┌──

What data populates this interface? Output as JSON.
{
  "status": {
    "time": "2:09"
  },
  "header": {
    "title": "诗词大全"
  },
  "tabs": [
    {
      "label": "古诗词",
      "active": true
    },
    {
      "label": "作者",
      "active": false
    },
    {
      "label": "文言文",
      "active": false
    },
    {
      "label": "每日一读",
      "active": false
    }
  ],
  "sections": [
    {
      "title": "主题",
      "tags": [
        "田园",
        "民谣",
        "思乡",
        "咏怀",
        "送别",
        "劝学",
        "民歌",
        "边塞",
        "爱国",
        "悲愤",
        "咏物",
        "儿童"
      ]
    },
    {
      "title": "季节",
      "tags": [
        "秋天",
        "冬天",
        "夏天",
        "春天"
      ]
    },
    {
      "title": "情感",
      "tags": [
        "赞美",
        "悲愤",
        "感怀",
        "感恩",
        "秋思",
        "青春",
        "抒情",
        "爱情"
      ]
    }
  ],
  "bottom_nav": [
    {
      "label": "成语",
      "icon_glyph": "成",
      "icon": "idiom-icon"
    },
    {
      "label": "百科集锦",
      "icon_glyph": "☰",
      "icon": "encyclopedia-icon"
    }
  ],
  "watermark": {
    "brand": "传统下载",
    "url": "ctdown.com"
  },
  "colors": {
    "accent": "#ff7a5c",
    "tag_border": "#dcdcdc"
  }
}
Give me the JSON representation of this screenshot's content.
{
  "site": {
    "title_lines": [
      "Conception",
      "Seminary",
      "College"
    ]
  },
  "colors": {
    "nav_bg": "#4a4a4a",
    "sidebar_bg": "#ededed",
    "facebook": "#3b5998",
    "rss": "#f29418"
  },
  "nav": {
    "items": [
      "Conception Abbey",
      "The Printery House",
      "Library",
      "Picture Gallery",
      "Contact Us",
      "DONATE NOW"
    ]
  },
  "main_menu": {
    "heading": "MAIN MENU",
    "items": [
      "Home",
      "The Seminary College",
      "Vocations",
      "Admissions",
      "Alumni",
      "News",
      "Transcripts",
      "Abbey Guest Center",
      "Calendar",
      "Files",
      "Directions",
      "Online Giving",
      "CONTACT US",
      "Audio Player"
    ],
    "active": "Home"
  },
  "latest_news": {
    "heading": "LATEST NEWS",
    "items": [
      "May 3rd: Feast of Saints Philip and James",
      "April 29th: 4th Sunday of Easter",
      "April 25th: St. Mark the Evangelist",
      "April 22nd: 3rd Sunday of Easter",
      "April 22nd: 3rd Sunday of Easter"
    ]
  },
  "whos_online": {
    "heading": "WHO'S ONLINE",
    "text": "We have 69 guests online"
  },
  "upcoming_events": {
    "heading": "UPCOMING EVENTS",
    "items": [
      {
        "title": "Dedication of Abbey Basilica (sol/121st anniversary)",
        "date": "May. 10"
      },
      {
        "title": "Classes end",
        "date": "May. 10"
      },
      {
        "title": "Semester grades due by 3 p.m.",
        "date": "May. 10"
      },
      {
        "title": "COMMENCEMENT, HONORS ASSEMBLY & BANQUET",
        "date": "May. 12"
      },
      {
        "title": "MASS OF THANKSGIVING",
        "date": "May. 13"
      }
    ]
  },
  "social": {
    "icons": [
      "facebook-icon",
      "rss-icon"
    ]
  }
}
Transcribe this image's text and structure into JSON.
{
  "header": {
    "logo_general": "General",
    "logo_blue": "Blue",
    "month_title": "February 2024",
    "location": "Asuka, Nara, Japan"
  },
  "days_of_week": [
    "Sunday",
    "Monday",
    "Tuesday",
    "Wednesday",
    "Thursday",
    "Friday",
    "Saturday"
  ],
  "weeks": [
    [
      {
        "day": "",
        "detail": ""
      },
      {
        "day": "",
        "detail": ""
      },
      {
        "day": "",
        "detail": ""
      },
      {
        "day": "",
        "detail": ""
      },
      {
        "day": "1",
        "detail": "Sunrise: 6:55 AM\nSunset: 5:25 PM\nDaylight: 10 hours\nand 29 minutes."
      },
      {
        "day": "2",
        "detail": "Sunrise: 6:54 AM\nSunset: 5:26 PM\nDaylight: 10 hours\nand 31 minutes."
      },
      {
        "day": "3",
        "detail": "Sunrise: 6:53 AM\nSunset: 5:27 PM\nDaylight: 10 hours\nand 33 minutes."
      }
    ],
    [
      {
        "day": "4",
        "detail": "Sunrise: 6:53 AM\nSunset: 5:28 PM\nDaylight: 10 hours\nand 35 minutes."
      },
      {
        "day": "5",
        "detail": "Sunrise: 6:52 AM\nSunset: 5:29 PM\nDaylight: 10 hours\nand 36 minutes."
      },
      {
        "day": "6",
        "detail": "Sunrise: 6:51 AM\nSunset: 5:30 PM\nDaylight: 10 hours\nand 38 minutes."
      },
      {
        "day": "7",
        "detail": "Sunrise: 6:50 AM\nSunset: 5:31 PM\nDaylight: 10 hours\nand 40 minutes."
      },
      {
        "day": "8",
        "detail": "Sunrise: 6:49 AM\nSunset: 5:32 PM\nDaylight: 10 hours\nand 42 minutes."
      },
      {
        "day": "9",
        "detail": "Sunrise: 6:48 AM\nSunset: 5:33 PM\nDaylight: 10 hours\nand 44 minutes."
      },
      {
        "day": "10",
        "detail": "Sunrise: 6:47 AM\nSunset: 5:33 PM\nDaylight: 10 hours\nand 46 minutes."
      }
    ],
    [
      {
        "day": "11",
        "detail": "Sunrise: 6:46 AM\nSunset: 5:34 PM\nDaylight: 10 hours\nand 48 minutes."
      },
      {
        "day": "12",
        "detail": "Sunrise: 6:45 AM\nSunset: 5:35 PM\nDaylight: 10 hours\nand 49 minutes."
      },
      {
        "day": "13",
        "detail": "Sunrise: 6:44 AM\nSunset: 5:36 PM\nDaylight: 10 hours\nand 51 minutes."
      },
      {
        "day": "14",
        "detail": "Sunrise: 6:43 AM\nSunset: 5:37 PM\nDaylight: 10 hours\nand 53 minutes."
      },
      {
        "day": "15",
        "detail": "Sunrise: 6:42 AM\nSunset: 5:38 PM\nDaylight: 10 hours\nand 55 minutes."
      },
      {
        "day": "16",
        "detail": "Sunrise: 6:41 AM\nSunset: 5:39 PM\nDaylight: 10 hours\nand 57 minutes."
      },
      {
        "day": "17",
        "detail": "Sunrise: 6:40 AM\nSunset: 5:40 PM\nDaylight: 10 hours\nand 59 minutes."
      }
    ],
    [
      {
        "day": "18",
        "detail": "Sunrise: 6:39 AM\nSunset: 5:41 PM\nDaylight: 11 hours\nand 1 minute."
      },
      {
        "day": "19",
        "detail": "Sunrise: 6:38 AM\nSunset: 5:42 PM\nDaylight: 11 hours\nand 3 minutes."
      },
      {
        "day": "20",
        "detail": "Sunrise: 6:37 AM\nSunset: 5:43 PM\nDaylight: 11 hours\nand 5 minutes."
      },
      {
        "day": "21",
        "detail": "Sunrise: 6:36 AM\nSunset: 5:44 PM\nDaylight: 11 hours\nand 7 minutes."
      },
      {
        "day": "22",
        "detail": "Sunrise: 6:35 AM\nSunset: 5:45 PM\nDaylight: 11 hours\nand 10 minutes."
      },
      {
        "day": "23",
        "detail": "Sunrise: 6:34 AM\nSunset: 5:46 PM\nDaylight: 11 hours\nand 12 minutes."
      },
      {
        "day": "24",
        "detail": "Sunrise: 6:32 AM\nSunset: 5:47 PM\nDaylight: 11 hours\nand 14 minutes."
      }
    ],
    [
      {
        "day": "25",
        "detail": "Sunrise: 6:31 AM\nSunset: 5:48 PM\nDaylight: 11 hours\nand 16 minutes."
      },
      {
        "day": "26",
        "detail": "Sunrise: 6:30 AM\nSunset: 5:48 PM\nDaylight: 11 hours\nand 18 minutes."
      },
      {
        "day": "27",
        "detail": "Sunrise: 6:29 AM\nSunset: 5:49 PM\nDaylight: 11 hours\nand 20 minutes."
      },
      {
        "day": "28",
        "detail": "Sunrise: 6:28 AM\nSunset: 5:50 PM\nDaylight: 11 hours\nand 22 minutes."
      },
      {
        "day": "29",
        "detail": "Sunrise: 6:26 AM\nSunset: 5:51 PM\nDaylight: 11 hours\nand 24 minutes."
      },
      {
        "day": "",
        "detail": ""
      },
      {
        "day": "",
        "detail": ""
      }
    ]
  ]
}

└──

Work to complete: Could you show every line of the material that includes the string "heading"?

Answer to the exercise:
    "heading": "MAIN MENU",
    "heading": "LATEST NEWS",
    "heading": "WHO'S ONLINE",
    "heading": "UPCOMING EVENTS",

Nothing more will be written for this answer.